Should I reset my password as part of this? We have already taken additional steps to secure your account, and there is nothing you need to do at this time. The next time you log in to your account you will be required to reset your password.As with any online service or platform, it is good security practice to change your password often and use a unique password for each service.
FAQ on the Important Safety information at notice.web.com
KrebsOnSecurity was among the first if not the first to break the news to the public in an article published on October 30th. According to Krebs.
Web.com encourages customers to call them with any questions. The phone number is available on the notice page they published.
Our word of advice here: please do not reuse passwords and setup multifactor authentication where possible.
Where Can I Learn Regular Expressions Syntax and Use?
Regular expressions are fun, if you can figure out how to use use them of course. So, let’s fix that. Well, even better, just go fish on your own starting with Regular-Expressions. I kinda like how colorful that site is!

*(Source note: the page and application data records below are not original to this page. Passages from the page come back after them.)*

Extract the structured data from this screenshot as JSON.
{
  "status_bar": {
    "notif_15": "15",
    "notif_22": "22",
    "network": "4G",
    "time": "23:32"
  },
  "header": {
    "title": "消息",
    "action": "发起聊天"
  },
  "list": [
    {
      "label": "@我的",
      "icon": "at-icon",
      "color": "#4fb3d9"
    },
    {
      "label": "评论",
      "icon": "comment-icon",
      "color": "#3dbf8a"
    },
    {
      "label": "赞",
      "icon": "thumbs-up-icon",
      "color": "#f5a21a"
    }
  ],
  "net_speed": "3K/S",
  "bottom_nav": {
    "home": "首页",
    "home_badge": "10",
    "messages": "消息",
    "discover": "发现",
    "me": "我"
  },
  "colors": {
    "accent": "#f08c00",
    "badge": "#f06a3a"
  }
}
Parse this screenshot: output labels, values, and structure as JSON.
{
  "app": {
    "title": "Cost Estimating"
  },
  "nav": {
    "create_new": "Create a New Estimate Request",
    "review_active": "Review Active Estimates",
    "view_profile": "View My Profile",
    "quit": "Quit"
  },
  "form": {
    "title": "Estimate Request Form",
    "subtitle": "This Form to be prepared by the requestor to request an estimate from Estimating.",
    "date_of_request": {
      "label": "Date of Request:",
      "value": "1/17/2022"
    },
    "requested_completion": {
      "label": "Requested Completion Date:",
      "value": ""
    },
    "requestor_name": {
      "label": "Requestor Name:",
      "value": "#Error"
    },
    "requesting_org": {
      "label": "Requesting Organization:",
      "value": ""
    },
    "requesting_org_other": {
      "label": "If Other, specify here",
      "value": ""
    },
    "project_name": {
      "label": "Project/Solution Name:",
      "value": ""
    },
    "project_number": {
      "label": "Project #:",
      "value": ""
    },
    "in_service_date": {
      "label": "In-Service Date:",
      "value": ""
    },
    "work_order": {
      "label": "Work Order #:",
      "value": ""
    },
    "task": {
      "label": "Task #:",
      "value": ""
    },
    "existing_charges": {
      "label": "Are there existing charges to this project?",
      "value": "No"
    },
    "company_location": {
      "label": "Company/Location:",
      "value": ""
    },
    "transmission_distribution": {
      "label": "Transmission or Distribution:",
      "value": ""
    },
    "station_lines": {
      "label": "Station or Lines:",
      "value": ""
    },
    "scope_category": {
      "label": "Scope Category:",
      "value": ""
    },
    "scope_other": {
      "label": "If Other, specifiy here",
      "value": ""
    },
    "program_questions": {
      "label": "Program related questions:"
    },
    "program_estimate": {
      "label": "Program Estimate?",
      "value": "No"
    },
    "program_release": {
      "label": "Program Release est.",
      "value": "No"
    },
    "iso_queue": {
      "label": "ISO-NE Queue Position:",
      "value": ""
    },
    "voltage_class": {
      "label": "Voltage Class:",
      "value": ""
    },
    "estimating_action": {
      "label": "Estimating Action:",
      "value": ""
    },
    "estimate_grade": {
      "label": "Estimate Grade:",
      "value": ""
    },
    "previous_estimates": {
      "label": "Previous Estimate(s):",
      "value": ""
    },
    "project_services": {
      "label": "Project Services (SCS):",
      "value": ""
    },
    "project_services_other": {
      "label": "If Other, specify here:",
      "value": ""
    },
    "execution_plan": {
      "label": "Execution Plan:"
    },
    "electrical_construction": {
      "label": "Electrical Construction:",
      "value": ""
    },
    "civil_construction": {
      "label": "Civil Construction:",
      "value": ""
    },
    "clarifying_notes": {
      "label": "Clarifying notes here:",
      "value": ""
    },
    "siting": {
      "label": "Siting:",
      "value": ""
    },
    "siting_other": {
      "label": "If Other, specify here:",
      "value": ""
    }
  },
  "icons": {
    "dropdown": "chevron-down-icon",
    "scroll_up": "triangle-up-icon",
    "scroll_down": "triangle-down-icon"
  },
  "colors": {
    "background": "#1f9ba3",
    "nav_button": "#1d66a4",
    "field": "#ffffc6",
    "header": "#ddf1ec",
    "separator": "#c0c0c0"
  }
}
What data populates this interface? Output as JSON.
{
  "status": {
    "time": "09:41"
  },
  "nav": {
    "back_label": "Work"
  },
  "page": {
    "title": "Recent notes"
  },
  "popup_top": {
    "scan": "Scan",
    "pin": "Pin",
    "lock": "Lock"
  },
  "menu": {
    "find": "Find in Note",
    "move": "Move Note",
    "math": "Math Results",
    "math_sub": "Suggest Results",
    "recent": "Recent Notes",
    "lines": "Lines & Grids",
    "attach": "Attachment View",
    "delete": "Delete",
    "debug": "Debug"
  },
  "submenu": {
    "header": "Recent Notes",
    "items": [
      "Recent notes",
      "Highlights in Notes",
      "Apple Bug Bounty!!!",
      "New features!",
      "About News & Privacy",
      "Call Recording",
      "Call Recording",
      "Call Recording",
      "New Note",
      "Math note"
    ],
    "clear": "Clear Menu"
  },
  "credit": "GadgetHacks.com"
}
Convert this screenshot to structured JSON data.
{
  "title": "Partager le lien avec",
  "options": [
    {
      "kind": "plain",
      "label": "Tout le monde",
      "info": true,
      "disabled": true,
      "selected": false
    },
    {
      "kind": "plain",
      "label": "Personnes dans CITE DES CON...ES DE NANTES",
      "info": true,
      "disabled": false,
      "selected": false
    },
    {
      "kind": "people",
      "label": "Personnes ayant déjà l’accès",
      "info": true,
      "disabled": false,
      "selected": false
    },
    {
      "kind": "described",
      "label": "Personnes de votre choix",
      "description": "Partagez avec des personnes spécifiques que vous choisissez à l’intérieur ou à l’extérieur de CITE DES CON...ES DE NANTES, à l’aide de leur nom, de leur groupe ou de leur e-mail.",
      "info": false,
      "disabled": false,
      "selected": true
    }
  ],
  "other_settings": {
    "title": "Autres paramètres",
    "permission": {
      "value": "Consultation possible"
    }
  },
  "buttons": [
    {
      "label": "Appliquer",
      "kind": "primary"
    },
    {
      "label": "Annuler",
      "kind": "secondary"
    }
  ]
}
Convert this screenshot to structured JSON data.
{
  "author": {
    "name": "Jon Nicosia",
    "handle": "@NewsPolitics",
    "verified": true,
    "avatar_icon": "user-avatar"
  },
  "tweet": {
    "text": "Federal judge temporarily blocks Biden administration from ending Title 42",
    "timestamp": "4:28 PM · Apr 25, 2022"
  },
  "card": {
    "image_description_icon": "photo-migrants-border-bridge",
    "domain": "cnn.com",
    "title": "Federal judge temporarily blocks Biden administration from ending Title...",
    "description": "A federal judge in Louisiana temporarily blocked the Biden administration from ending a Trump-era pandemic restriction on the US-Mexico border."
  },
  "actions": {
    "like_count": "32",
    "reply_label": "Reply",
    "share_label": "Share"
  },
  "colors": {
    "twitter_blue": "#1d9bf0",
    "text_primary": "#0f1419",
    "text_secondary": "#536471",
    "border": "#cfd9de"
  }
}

Where Can I Test My Regular Expressions?
If you are learning Regular Expressions, you probably wonder sometimes if there is a way to make sure what you have in mind will work. Well, there are several ways of testing your regex, but I have found Regex Tester to be pretty easy to use.
If you are a MacOS user, you most likely have a pop up message on your mac recently stating, “This app will not work with future versions of macOS and needs to be updated to improve compatibility. Contact the developer for more information.
Despite the fact that the frequency of those messages is a bit exasperating, you need to pay attention to the issue they raise.
Is There Anything I Need To Do About Mac OS Transition To 64-bit Only OS?
It is imperative that you make sure your essential applications are compatible with future versions of macOS. Applications like your word processor, your code editor, your remote desktop application, your virtual machine platform are only a few examples you need to verify they are compatible.
If you use your Mac for making, producing, editing, and potentially even playing music, this is a very important notification for you. Please make sure your application is 64-bit compatible or do not upgrade to any macOS past Mojave until your applications are 64-bit ready. Pro-Tools-Experts suggests a list of press releases and announcements from music application vendors and producers warning their users not to upgrade to macOS Catalina just yet.
How Do I Find Out Which Applications Are 32-bit or 64-bit On My Mac?
The process is quite easy to find out which applications on your Mac are 32-bit or 64-bit. In a helpful guide, Apple suggests:
From the Apple menu, choose About This Mac,
then click the System Report button.
From the system report, scroll down to Software in the sidebar,
then select Applications.
When you select an individual application, you will see a field titled 64-bit (Intel). “Yes” indicates 64-bit; “No” indicates 32-bit.
If you’re using macOS Mojave, select Legacy Software in the sidebar to see all applications that have not been updated to use 64-bit processes.
We hope that you will now prepare for the new all 64-bit era with more confidence! Please ask us directly if any questions on Twitter @RafikiTechno or directly on this blog through our contact form.
If you have ever had to manage a UniFi Video NVR from Ubiquiti, you will know what a pain it can be to try to log back into your UniFi Video system after you perform an operating system update or firmware upgrade.
Several hours of chat with their support team could result in more frustration than necessary. The solution is simple unless the upgrade really destroyed your device and you require an actual factory reset or filing an RMA. All you need to do is hard reboot the device by pressing and holding the power button. Period. Then go back and try to access your device again from the browser.